For me, wisdom is knowing there are things to be done, and knowing that we can be part of the doing. Our faith allows God’s grace to filter into whatever is going on in our lives and facilitate a positive solution. This is not to say all will be just sweet and lovely with no pain, but that through whatever is happening, God’s will will prevail.
In this sense I am gaining wisdom. I remember my father once telling me that since he turned his life over to God, he had never worried about the outcome of any bad thing that might be happening to him or his family. At the time I was too young to understand what he was implying. Theologically we were usually at odds. He a Fundamentalist Christian. Me, a Liberal everything. Yet, as I have grown, in spirit, in my theology, and in wisdom (?) I have gained some understanding as to his meaning.
He knew. He actually knew that God was at work—in his life, the lives around him, and in the world in which he lived. He believed this. He trusted this with his life. He once told me that he did not believe in miracles. When I said, “HUH?” He said that these things seem like miracles to us, but they are just the everyday workings of God, and as such we can simply know that God will do what God will do on an everyday, regular, even casual, basis. This is the kind of grace in which we can place our trust. It is also a place that grows and nurtures wisdom.

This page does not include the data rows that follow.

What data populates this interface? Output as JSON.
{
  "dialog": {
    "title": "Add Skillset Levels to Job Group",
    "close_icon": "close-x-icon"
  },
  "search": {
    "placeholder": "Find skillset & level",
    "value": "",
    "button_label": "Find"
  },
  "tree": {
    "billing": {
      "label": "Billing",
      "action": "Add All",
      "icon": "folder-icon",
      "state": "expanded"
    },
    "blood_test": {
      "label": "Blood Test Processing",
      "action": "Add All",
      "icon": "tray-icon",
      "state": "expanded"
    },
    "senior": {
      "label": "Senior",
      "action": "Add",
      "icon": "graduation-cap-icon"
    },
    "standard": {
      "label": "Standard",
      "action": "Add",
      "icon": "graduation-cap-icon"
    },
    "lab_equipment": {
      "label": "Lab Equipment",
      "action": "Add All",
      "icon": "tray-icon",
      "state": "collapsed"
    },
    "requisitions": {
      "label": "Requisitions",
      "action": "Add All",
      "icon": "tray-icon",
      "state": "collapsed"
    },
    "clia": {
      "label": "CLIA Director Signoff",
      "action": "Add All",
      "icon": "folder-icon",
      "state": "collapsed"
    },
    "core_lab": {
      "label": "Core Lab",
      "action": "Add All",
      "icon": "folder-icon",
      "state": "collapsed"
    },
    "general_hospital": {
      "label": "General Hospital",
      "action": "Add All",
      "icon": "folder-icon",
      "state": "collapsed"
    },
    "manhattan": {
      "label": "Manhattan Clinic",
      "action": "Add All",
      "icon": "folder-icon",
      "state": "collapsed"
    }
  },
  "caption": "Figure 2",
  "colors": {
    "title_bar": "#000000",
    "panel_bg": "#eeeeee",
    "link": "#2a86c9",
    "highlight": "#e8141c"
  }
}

The place where God is at work in us.
Sometimes we just need to be clear that wisdom is not actually about us, but about intelligence. Not ours, but God’s. The question is, and always is, will we choose to trust the intelligence of God working within us, or will we just go on reacting to life’s happenings as we always have? I’m going to try for a little wisdom, myself.
# # #
Proverbs 8:1-4 & 22-31 — New Revised Standard Version
Does not wisdom call,
and does not understanding raise her voice?
On the heights, beside the way,
at the crossroads she takes her stand;
beside the gates in front of the town,
at the entrance of the portals she cries out:
“To you, O people, I call,
and my cry is to all that live.
The Lord created me at the beginning of his work,
the first of his acts of long ago.
Ages ago I was set up,
at the first, before the beginning of the earth.
When there were no depths I was brought forth,
when there were no springs abounding with water.
Before the mountains had been shaped,
before the hills, I was brought forth—
when he had not yet made earth and fields,
or the world’s first bits of soil.
When he established the heavens, I was there,
when he drew a circle on the face of the deep,
when he made firm the skies above,
when he established the fountains of the deep,
when he assigned to the sea its limit,
so that the waters might not transgress his command,
when he marked out the foundations of the earth,
then I was beside him, like a master worker;
and I was daily his delight,
rejoicing before him always,
rejoicing in his inhabited world
and delighting in the human race.